(Entries from a dataset of interfaces)
=== Section Start ===

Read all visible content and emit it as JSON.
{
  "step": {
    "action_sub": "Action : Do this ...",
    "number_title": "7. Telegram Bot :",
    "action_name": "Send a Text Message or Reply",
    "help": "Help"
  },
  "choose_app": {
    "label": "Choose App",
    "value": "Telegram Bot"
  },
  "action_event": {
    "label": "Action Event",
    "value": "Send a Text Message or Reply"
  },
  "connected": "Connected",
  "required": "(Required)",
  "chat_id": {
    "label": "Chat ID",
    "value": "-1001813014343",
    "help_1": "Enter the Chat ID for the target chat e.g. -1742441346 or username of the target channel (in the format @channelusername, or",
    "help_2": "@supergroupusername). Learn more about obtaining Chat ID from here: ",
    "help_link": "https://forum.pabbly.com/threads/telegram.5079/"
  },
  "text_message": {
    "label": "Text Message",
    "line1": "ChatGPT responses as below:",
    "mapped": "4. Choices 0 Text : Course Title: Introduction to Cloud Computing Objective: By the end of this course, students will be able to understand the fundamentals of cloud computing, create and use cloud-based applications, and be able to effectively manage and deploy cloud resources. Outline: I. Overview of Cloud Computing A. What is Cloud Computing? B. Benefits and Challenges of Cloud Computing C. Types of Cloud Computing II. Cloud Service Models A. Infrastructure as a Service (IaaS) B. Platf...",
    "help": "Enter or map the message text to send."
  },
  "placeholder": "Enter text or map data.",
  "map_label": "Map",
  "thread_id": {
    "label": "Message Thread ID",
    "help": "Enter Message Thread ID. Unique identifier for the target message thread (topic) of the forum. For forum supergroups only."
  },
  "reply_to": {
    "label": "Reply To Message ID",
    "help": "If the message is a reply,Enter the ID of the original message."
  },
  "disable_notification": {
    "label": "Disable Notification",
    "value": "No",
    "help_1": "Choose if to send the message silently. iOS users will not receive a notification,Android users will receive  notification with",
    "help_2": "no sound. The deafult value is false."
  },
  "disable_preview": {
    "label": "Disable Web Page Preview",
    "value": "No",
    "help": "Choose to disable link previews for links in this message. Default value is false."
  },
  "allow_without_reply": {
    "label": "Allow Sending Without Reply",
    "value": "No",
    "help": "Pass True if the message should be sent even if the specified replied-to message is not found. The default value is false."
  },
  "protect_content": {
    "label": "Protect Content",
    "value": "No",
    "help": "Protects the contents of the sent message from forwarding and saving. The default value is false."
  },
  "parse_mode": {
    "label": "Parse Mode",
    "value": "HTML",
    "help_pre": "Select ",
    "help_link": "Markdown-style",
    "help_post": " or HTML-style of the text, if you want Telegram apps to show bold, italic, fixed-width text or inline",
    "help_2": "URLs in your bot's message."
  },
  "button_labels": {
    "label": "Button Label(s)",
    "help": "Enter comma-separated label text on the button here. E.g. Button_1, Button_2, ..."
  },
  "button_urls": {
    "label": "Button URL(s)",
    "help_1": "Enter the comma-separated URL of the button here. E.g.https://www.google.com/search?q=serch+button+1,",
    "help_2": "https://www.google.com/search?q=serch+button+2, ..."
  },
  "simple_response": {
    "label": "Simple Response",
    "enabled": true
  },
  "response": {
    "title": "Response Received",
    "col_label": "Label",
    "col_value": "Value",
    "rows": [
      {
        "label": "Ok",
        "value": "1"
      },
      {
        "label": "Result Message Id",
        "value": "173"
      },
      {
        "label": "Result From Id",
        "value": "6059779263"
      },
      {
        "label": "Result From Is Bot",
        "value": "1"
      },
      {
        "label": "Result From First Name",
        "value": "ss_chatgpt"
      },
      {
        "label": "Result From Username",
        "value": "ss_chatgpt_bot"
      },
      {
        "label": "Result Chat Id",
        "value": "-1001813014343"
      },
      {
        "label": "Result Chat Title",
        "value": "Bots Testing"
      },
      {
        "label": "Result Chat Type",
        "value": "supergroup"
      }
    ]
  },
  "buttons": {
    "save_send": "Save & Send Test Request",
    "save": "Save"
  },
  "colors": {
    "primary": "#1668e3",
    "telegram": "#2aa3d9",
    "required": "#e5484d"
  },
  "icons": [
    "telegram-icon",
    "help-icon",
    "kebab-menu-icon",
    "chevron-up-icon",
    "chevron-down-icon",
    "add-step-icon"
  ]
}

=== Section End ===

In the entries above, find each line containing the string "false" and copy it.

    "help_2": "no sound. The deafult value is false."
    "help": "Choose to disable link previews for links in this message. Default value is false."
    "help": "Pass True if the message should be sent even if the specified replied-to message is not found. The default value is false."
    "help": "Protects the contents of the sent message from forwarding and saving. The default value is false."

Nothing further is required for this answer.